Records from a dataset:
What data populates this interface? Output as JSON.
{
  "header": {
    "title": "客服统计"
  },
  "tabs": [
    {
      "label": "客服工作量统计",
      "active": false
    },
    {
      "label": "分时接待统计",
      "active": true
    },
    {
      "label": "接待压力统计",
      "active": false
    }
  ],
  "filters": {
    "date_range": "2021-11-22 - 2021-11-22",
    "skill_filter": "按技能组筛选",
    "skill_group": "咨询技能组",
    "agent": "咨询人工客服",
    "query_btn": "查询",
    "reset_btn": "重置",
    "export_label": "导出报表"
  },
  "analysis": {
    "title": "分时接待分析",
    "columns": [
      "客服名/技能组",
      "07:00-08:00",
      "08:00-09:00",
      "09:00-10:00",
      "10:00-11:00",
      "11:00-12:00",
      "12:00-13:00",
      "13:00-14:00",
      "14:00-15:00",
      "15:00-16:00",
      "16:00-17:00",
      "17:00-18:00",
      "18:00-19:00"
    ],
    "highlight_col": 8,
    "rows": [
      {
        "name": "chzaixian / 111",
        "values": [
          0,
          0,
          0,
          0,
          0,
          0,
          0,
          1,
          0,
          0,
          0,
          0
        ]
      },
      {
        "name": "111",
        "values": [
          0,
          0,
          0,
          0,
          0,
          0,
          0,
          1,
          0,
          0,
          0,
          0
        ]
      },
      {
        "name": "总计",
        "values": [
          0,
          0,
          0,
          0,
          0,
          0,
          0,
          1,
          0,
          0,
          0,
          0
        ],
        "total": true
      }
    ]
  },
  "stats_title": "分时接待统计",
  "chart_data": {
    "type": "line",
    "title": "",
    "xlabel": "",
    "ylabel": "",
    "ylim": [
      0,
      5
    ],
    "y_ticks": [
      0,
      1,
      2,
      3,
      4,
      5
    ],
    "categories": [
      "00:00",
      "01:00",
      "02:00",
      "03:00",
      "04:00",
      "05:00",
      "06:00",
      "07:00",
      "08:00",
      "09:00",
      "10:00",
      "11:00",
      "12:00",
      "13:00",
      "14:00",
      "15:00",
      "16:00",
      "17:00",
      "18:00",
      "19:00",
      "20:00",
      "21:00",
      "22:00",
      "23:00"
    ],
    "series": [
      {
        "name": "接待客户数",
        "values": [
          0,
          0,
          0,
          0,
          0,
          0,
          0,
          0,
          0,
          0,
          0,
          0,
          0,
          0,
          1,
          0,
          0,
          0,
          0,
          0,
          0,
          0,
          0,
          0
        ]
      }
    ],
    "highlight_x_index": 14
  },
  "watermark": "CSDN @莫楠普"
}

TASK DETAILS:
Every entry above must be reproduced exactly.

RESULT FOR THIS EXERCISE:
What data populates this interface? Output as JSON.
{
  "header": {
    "title": "客服统计"
  },
  "tabs": [
    {
      "label": "客服工作量统计",
      "active": false
    },
    {
      "label": "分时接待统计",
      "active": true
    },
    {
      "label": "接待压力统计",
      "active": false
    }
  ],
  "filters": {
    "date_range": "2021-11-22 - 2021-11-22",
    "skill_filter": "按技能组筛选",
    "skill_group": "咨询技能组",
    "agent": "咨询人工客服",
    "query_btn": "查询",
    "reset_btn": "重置",
    "export_label": "导出报表"
  },
  "analysis": {
    "title": "分时接待分析",
    "columns": [
      "客服名/技能组",
      "07:00-08:00",
      "08:00-09:00",
      "09:00-10:00",
      "10:00-11:00",
      "11:00-12:00",
      "12:00-13:00",
      "13:00-14:00",
      "14:00-15:00",
      "15:00-16:00",
      "16:00-17:00",
      "17:00-18:00",
      "18:00-19:00"
    ],
    "highlight_col": 8,
    "rows": [
      {
        "name": "chzaixian / 111",
        "values": [
          0,
          0,
          0,
          0,
          0,
          0,
          0,
          1,
          0,
          0,
          0,
          0
        ]
      },
      {
        "name": "111",
        "values": [
          0,
          0,
          0,
          0,
          0,
          0,
          0,
          1,
          0,
          0,
          0,
          0
        ]
      },
      {
        "name": "总计",
        "values": [
          0,
          0,
          0,
          0,
          0,
          0,
          0,
          1,
          0,
          0,
          0,
          0
        ],
        "total": true
      }
    ]
  },
  "stats_title": "分时接待统计",
  "chart_data": {
    "type": "line",
    "title": "",
    "xlabel": "",
    "ylabel": "",
    "ylim": [
      0,
      5
    ],
    "y_ticks": [
      0,
      1,
      2,
      3,
      4,
      5
    ],
    "categories": [
      "00:00",
      "01:00",
      "02:00",
      "03:00",
      "04:00",
      "05:00",
      "06:00",
      "07:00",
      "08:00",
      "09:00",
      "10:00",
      "11:00",
      "12:00",
      "13:00",
      "14:00",
      "15:00",
      "16:00",
      "17:00",
      "18:00",
      "19:00",
      "20:00",
      "21:00",
      "22:00",
      "23:00"
    ],
    "series": [
      {
        "name": "接待客户数",
        "values": [
          0,
          0,
          0,
          0,
          0,
          0,
          0,
          0,
          0,
          0,
          0,
          0,
          0,
          0,
          1,
          0,
          0,
          0,
          0,
          0,
          0,
          0,
          0,
          0
        ]
      }
    ],
    "highlight_x_index": 14
  },
  "watermark": "CSDN @莫楠普"
}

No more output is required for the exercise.